Obviously, the business of Spencer and VeVa Sound has significantly evolved. “We used to do a fair amount of analog tape transfers, and still do some of them, but the business is completely shifted on its head in terms of it really being a digital speed-to-market type of game,” Spencer explains. “[The industry] didn’t have to create applications and tools that…give artists and their appropriate management people, label people, the things they need to rapidly respond to a revenue-generating opportunity. If something happens, it’s going to happen in warp time, and so you’ve got to be able to respond; if somebody needs a TV mix for a show they’re doing tomorrow, they better be able to get it tomorrow, and it better be the right one.”

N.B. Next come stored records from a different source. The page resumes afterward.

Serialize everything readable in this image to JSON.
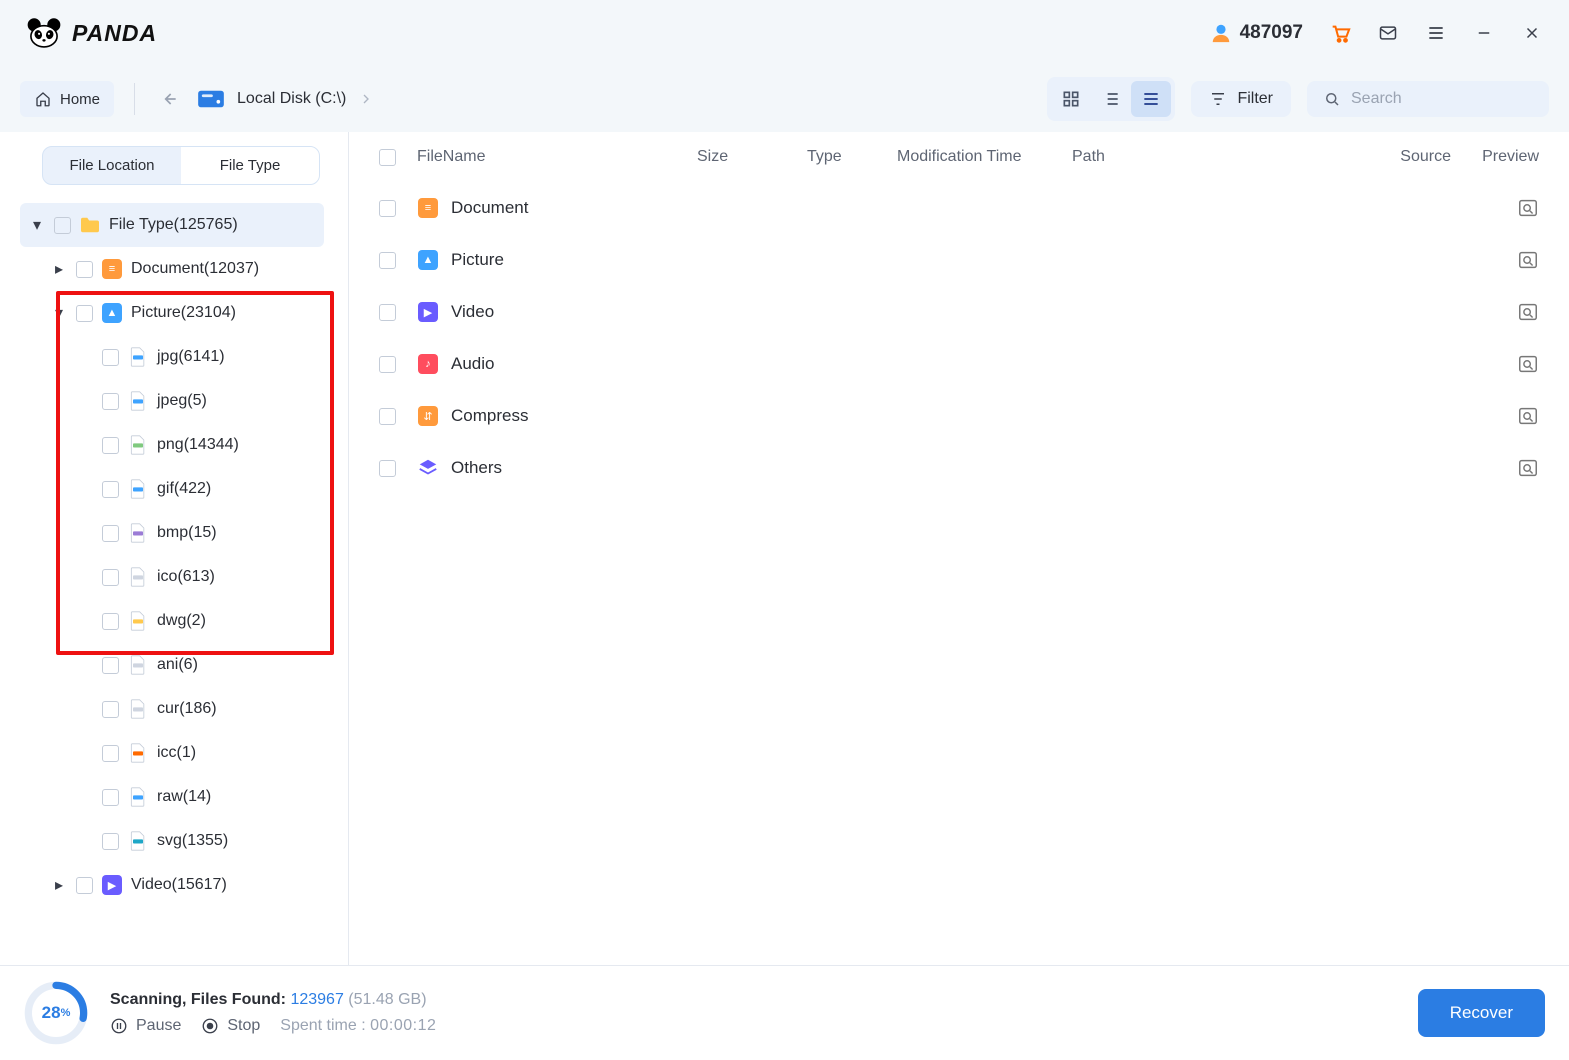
{
  "topbar": {
    "brand": "PANDA",
    "user_id": "487097"
  },
  "toolbar": {
    "home_label": "Home",
    "breadcrumb_label": "Local Disk (C:\\)",
    "filter_label": "Filter",
    "search_placeholder": "Search"
  },
  "sidebar": {
    "tabs": {
      "location": "File Location",
      "type": "File Type"
    },
    "root": "File Type(125765)",
    "document": "Document(12037)",
    "picture": "Picture(23104)",
    "picture_children": {
      "jpg": "jpg(6141)",
      "jpeg": "jpeg(5)",
      "png": "png(14344)",
      "gif": "gif(422)",
      "bmp": "bmp(15)",
      "ico": "ico(613)",
      "dwg": "dwg(2)",
      "ani": "ani(6)",
      "cur": "cur(186)",
      "icc": "icc(1)",
      "raw": "raw(14)",
      "svg": "svg(1355)"
    },
    "video": "Video(15617)"
  },
  "table": {
    "headers": {
      "name": "FileName",
      "size": "Size",
      "type": "Type",
      "mod": "Modification Time",
      "path": "Path",
      "source": "Source",
      "preview": "Preview"
    },
    "rows": [
      {
        "label": "Document",
        "color": "#ff9a3c"
      },
      {
        "label": "Picture",
        "color": "#3ea3ff"
      },
      {
        "label": "Video",
        "color": "#6a5cff"
      },
      {
        "label": "Audio",
        "color": "#ff4d5e"
      },
      {
        "label": "Compress",
        "color": "#ff9a3c"
      },
      {
        "label": "Others",
        "color": "#6a5cff"
      }
    ]
  },
  "footer": {
    "percent": "28",
    "percent_suffix": "%",
    "found_label": "Scanning, Files Found:",
    "count": "123967",
    "size": "(51.48 GB)",
    "pause": "Pause",
    "stop": "Stop",
    "spent_label": "Spent time :",
    "spent_time": "00:00:12",
    "recover": "Recover"
  }
}
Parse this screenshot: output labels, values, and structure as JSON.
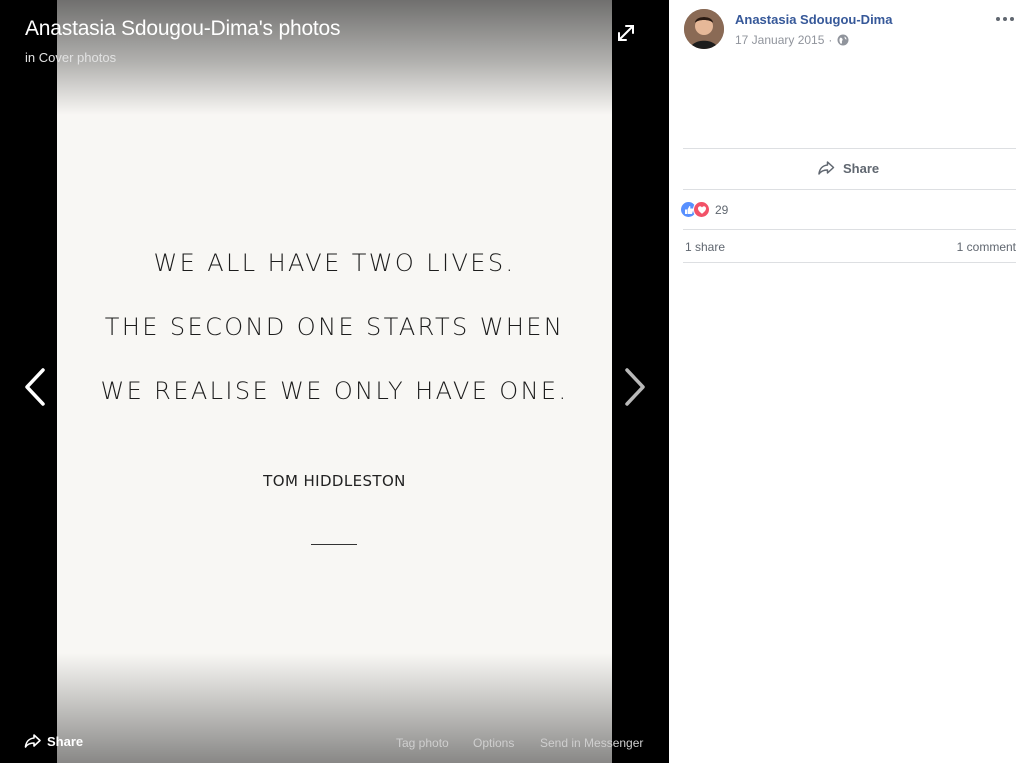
{
  "viewer": {
    "title": "Anastasia Sdougou-Dima's photos",
    "subtitle_prefix": "in",
    "album": "Cover photos",
    "photo": {
      "lines": [
        "WE ALL HAVE TWO LIVES.",
        "THE SECOND ONE STARTS WHEN",
        "WE REALISE WE ONLY HAVE ONE."
      ],
      "author": "TOM HIDDLESTON"
    },
    "actions": {
      "share": "Share",
      "tag_photo": "Tag photo",
      "options": "Options",
      "send_messenger": "Send in Messenger"
    }
  },
  "panel": {
    "author_name": "Anastasia Sdougou-Dima",
    "date": "17 January 2015",
    "date_separator": "·",
    "share_label": "Share",
    "reaction_count": "29",
    "shares": "1 share",
    "comments": "1 comment"
  },
  "colors": {
    "link_blue": "#365899",
    "meta_gray": "#90949c",
    "like_blue": "#5890ff",
    "love_red": "#f25268",
    "divider": "#dddfe2"
  }
}
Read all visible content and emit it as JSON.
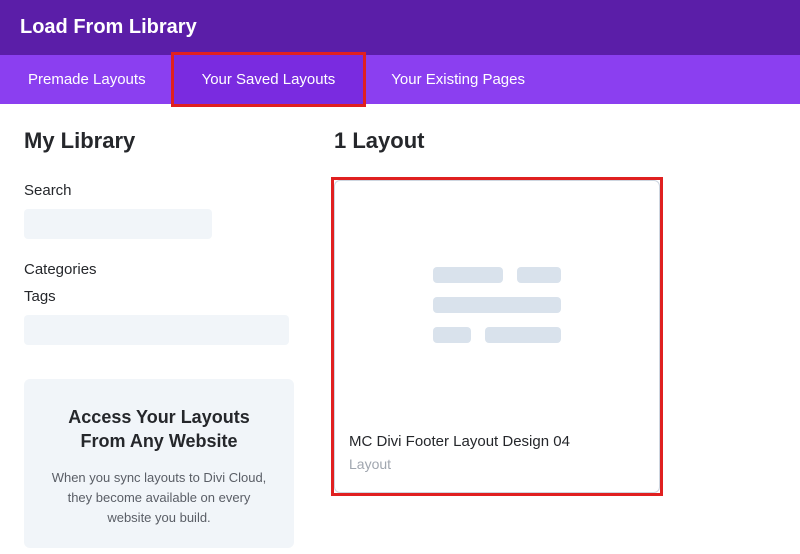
{
  "header": {
    "title": "Load From Library"
  },
  "tabs": [
    {
      "label": "Premade Layouts",
      "active": false
    },
    {
      "label": "Your Saved Layouts",
      "active": true
    },
    {
      "label": "Your Existing Pages",
      "active": false
    }
  ],
  "sidebar": {
    "title": "My Library",
    "search_label": "Search",
    "search_value": "",
    "categories_label": "Categories",
    "tags_label": "Tags",
    "tags_value": "",
    "promo": {
      "heading": "Access Your Layouts From Any Website",
      "body": "When you sync layouts to Divi Cloud, they become available on every website you build."
    }
  },
  "content": {
    "count_label": "1 Layout",
    "cards": [
      {
        "title": "MC Divi Footer Layout Design 04",
        "subtitle": "Layout"
      }
    ]
  }
}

VeVa’s main office in based in Nashville, thus the vast majority of analog and scanning work is completed from there. Meanwhile, VeVa’s London, New York and Los Angeles offices are essentially production facilities with such a high amount of turnover “that we just have to make sure we have a local place to meet our verification times,” explains Spencer. “Those cities are obviously key areas for the music communities and artists.”

Philosophy-wise, Spencer and his accomplished team are always looking forward. “I work closely with all our staff, including Deborah De-Loach, vice president, John Sarappo, director of Engineering, as well as the rest of our global VeVa team. [We] try to follow everything that’s going on, with respect to the enterprise IT side, while staying obviously remaining in sync with what is happening in the music industry. It’s very important for me to be able to look on the horizon and see what we think may end up being the next LTO data tape, for example. [Our focus] is two or three years out these days, as everything changes so rapidly. And it’s really identifying what market trends are going to be coming and what needs your clients are going to have that they might not even know about, or be thinking about. VeVa is trying to anticipate their needs because our clients don’t always necessarily know the next best steps to take.”

VeVa Sound